  • High-resolution simulation of summer climate over West Antarctica using the Polar-optimised version of the Weather Research and Forecasting (WRF) model conducted at British Antarctic Survey, Cambridge, UK. Runs are conducted for summer (January-centred) 1980-2015, i.e. from December 1979 to February 2015, for December, January and February (DJF). Experiments were carried out for the NERC West Antarctic Grant (NE/K00445X/1) during 2014-2017. The project is aimed at understanding the variability and climatology over the West Antarctic ice sheet and ice shelves as well as to project the future change over the twenty-first century. The model outer domain encompasses the West Antarctic ice sheet and a large part of the surrounding ocean at 45 km horizontal grid spacing, and the nested (one-way) inner domain covers the Amundsen Sea Embayment at 15 km grid spacing. The model uses vertical eta coordinates with both domains have a model top of 50 hPa, and 30 vertical levels.

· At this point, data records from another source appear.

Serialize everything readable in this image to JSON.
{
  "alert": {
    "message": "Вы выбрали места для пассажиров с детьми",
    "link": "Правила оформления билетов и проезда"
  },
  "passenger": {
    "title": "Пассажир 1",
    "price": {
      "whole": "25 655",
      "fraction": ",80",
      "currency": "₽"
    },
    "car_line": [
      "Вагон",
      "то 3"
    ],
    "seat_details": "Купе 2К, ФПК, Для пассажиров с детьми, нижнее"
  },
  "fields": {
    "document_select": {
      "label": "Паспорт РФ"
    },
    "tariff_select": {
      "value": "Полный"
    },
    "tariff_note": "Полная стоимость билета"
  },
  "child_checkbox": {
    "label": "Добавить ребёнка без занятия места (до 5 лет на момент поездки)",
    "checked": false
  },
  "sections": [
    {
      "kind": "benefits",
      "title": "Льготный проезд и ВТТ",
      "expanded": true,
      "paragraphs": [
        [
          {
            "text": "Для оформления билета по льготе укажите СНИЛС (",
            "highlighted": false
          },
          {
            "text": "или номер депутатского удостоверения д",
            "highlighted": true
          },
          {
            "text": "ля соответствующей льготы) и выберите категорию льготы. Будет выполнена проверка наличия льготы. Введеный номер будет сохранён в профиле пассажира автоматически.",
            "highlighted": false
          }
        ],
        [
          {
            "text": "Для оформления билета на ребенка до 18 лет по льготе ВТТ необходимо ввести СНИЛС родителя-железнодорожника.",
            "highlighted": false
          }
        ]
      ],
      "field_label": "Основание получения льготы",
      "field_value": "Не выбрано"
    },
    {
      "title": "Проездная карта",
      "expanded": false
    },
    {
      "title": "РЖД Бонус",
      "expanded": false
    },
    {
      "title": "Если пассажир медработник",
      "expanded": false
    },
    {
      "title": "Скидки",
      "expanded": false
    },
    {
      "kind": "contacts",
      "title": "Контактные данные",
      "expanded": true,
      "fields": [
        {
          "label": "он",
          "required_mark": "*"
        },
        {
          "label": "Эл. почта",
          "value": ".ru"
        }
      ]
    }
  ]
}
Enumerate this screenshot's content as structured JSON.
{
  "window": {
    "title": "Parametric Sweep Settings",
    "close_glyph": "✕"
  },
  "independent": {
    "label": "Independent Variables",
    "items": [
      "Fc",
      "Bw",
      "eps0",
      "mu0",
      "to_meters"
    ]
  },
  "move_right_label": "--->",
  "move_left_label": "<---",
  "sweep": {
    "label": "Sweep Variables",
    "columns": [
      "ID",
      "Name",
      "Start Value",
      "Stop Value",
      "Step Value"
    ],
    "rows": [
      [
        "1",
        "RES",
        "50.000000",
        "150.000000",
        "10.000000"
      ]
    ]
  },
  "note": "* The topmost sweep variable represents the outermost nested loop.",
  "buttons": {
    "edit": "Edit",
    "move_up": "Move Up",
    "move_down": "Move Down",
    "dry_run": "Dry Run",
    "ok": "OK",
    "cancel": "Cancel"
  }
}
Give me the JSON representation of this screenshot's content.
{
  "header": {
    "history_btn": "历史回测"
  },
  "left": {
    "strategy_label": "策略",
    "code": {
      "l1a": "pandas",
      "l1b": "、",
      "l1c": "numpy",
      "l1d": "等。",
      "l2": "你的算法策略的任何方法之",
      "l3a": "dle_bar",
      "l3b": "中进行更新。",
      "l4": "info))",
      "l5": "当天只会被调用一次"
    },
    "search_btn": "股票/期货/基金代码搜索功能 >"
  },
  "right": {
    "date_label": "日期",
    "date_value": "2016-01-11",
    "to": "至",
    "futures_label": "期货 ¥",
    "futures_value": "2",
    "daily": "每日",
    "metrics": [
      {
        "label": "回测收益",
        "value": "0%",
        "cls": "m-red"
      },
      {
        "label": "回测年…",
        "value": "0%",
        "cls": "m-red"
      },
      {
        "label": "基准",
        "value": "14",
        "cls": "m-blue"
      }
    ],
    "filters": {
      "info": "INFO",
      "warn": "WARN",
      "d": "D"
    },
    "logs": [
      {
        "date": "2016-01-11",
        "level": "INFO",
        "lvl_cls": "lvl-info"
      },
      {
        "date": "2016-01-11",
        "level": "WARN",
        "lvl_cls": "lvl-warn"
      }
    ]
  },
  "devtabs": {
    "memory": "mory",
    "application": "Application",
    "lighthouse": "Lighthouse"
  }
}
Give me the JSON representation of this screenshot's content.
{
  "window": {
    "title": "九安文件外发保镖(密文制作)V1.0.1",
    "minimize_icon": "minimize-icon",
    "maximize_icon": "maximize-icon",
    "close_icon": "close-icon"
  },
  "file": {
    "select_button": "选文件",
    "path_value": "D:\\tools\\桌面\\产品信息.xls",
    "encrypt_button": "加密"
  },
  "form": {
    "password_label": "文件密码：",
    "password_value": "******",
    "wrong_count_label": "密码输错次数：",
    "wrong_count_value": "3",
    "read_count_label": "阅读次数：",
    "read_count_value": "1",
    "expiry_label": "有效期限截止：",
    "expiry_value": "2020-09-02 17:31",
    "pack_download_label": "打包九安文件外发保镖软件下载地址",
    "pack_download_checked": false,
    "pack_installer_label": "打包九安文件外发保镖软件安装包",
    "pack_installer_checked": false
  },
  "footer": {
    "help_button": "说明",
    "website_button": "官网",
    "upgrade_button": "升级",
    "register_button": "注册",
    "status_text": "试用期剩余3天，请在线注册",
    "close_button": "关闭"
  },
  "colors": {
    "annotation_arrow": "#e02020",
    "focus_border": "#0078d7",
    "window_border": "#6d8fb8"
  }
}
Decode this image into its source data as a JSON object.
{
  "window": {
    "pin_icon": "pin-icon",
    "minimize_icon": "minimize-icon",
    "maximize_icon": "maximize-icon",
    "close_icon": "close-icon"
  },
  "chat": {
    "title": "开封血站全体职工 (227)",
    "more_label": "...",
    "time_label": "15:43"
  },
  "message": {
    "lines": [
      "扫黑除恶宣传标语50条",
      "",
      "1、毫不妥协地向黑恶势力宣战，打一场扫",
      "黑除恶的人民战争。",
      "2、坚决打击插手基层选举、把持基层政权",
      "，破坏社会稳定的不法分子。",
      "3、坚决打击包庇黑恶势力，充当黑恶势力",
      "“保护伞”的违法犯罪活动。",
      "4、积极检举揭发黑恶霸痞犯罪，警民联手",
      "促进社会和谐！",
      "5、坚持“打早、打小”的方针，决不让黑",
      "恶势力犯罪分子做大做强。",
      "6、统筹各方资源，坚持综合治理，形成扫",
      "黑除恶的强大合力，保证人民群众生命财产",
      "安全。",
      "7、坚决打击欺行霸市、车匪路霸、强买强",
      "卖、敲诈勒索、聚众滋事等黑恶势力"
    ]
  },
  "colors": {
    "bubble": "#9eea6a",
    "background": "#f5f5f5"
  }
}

  • Based on the bias-corrected WRF data and the statistically downscaled CMIP5 data (see related datasets), six climate change detection indices are calculated, based on the Expert Team on Climate Change Detection and Indices (ETCCDI). Each index is calculated for the control period (1980-2018) from the bias-corrected WRF data, and the future (2019-2100) for each of the 30 CMIP5 models. Six of the ETCCDI climate indices are calculated here (taken from Zhang (2011)): the simple precipitation intensity index describing the total annual precipitation on wet days; the annual total precipitation falling on days where precipitation is above the 95th percentile of the 1980-2018 period; the number of dry days (precipitation under 1 mm) in a year (a variation on "continuous dry days" given in Zhang (2011); the annual average monthly maximum temperature; the warm spell duration index describing the annual count of days with at least 6 consecutive days above the 90th percentile of daily maximum temperature from 1980-2018; the number of frost days (minimum daily temperature below 0 deg C). These data were corrected as part of the PEGASUS (Producing EnerGy and preventing hAzards from SUrface water Storage in Peru) and Peru GROWS (Peruvian Glacier Retreat and its Impact on Water Security) projects. The datasets were created to assess future climate in the Peruvian Andes. The data were created on the JASMIN supercomputer. The creation of this data was conducted under the Peru GROWS and PEGASUS projects, which were both funded by NERC (grants NE/S013296/1 and NE/S013318/1, respectively) and CONCYTEC through the Newton-Paulet Fund. The Peruvian part of the Peru GROWS project was conducted within the framework of the call E031-2018-01-NERC "Glacier Research Circles", through its executing unit FONDECYT (Contract No. 08-2019-FONDECYT).

  • Global monthly outputs of orography, surface air temperature and water stable isotopes (d18O) were run by the isotope-enabled atmosphere/ocean coupled model HadCM3 for the last interglacial (128 ka). An ensemble of ten idealised Antarctic Ice Sheet (AIS) simulations were processed, included a pre-industrial and a last interglacial control simulations. The eight other simulations used changed topography of the AIS relative to Dome C to ensure the preservation of the atmospheric pathways. The simulations were run 100 years and the last 50 years were used for the analyses. This work was funding through the European Research Council under the Horizon 2020 research and innovation programme (grant agreement No 742224, WACSWAIN) and NERC grant NE/P009271/1.